The cover of the single Zone shows a pair of wellies, drawn in felt tip in contrasting primary colours. But don’t expect autumnal-sounding songs with bright contrasts: the music is anything but rainy. The vibe is that of long, lazy summer afternoons, stretching out into the night. Bart van der Elst, who you may know from acts like Indian Askin, started this band with his girlfriend in their own living room.
Singer-songwriter Géonne Hartman writes intimate folk songs about the sea, the mountains and first love. Her singles have truly beautiful covers that show incandescent flowers luring you to the dark bottom of the ocean. They are an apt illustration of the atmosphere in her songs, as Géonne’s voice draws you into a different world: a fairytale landscape of vocal harmonies and beautiful melodies, but rough and dark around the edges.
Under the header Catching Cultures: Party! Tweetakt is teaming up with the Catching Cultures Orchestra to present a whole day of cheerful music from all over the world on 3 July.
Imetlaâ makes traditional Amazigh music from the Rif region, but infuses it with countless other sounds and musical styles. The result? Swinging crossovers spiked with Latin, dance and rock influences, tackling big themes like homesickness, hope, and unattainable love.
Composer Cengiz Arslanpay owns a huge collection of flutes in all shapes and sizes and from a wide range of cultures and continents. He plays them all, but he really comes into his own when he plays the Ney (a reed flute). In his music, he mixes his flutes and other more traditional instruments with electronic sounds.
The African jazz and blues band Superlandaya played years ago on the biggest stages of Guinea, the homeland of frontman Amara Diabate. After a few years in Utrecht, he decided to breathe new life into the group and give it a more modern look.

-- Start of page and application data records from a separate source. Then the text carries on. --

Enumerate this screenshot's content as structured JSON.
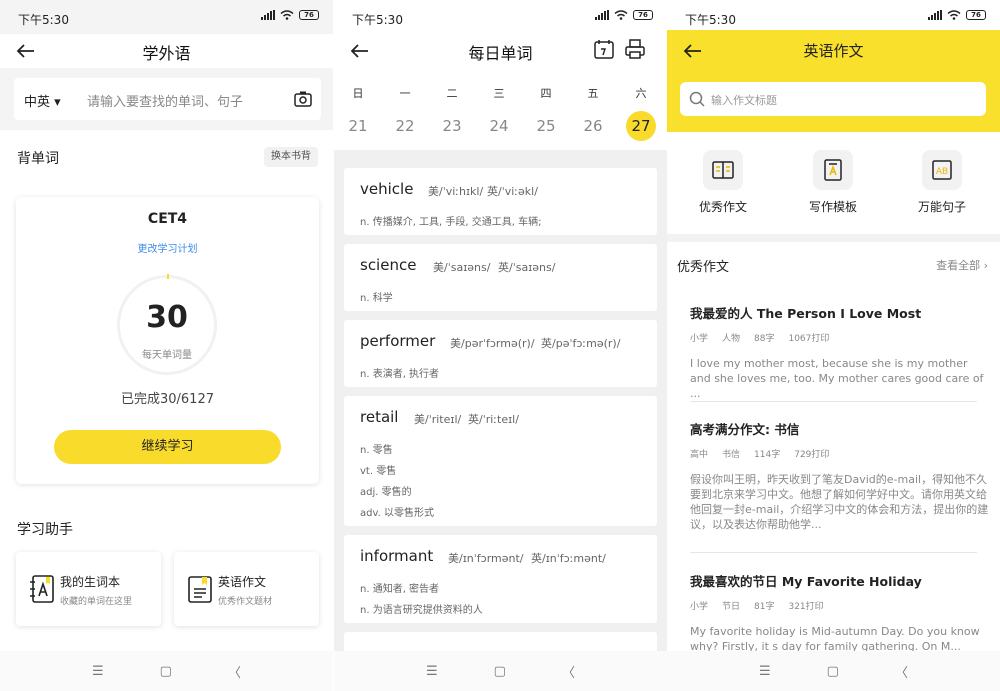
{
  "status": {
    "time": "下午5:30",
    "battery": "76"
  },
  "screen1": {
    "title": "学外语",
    "search": {
      "lang": "中英 ▾",
      "placeholder": "请输入要查找的单词、句子"
    },
    "section_words": "背单词",
    "change_book": "换本书背",
    "book": "CET4",
    "plan_link": "更改学习计划",
    "daily_count": "30",
    "daily_caption": "每天单词量",
    "progress_text": "已完成30/6127",
    "continue_button": "继续学习",
    "section_helper": "学习助手",
    "helpers": [
      {
        "title": "我的生词本",
        "subtitle": "收藏的单词在这里"
      },
      {
        "title": "英语作文",
        "subtitle": "优秀作文题材"
      }
    ]
  },
  "screen2": {
    "title": "每日单词",
    "weekdays": [
      "日",
      "一",
      "二",
      "三",
      "四",
      "五",
      "六"
    ],
    "dates": [
      "21",
      "22",
      "23",
      "24",
      "25",
      "26",
      "27"
    ],
    "selected_date": "27",
    "words": [
      {
        "word": "vehicle",
        "us": "美/ˈviːhɪkl/",
        "uk": "英/ˈviːəkl/",
        "meanings": [
          "n. 传播媒介, 工具, 手段, 交通工具, 车辆;"
        ]
      },
      {
        "word": "science",
        "us": "美/ˈsaɪəns/",
        "uk": "英/ˈsaɪəns/",
        "meanings": [
          "n. 科学"
        ]
      },
      {
        "word": "performer",
        "us": "美/pərˈfɔrmə(r)/",
        "uk": "英/pəˈfɔːmə(r)/",
        "meanings": [
          "n. 表演者, 执行者"
        ]
      },
      {
        "word": "retail",
        "us": "美/ˈriteɪl/",
        "uk": "英/ˈriːteɪl/",
        "meanings": [
          "n. 零售",
          "vt. 零售",
          "adj. 零售的",
          "adv. 以零售形式"
        ]
      },
      {
        "word": "informant",
        "us": "美/ɪnˈfɔrmənt/",
        "uk": "英/ɪnˈfɔːmənt/",
        "meanings": [
          "n. 通知者, 密告者",
          "n. 为语言研究提供资料的人"
        ]
      }
    ]
  },
  "screen3": {
    "title": "英语作文",
    "search_placeholder": "输入作文标题",
    "categories": [
      {
        "label": "优秀作文",
        "icon": "book-open-icon"
      },
      {
        "label": "写作模板",
        "icon": "template-icon"
      },
      {
        "label": "万能句子",
        "icon": "ab-sentence-icon"
      }
    ],
    "section": "优秀作文",
    "view_all": "查看全部",
    "articles": [
      {
        "title": "我最爱的人 The Person I Love Most",
        "level": "小学",
        "tag": "人物",
        "words": "88字",
        "prints": "1067打印",
        "excerpt": "I love my mother most, because she is my mother and she loves me, too. My mother cares good care of ..."
      },
      {
        "title": "高考满分作文: 书信",
        "level": "高中",
        "tag": "书信",
        "words": "114字",
        "prints": "729打印",
        "excerpt": "假设你叫王明，昨天收到了笔友David的e-mail，得知他不久要到北京来学习中文。他想了解如何学好中文。请你用英文给他回复一封e-mail，介绍学习中文的体会和方法，提出你的建议，以及表达你帮助他学..."
      },
      {
        "title": "我最喜欢的节日 My Favorite Holiday",
        "level": "小学",
        "tag": "节日",
        "words": "81字",
        "prints": "321打印",
        "excerpt": "My favorite holiday is Mid-autumn Day. Do you know why? Firstly, it s day for family gathering. On M..."
      }
    ]
  },
  "sysnav": {
    "menu": "☰",
    "home": "▢",
    "back": "〈"
  },
  "colors": {
    "accent": "#f9db2b",
    "link": "#3d8be6"
  }
}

This is how he came to the current line-up of kora, sax, djembe and dundun.
Catching Cultures Orchestra
The Catching Cultures Orchestra is an orchestra from Utrecht that features a large horn section complemented with drums, ney, saz, derbouka, ud and vocals. Some of the musicians were born and/or raised here, while others are newcomers who came to Utrecht as migrants or refugees. The music they make consists partly of adaptations of classic and popular music from the Middle East, and partly of the orchestra’s own compositions, with influences from Utrecht and the musicians’ various countries of origin.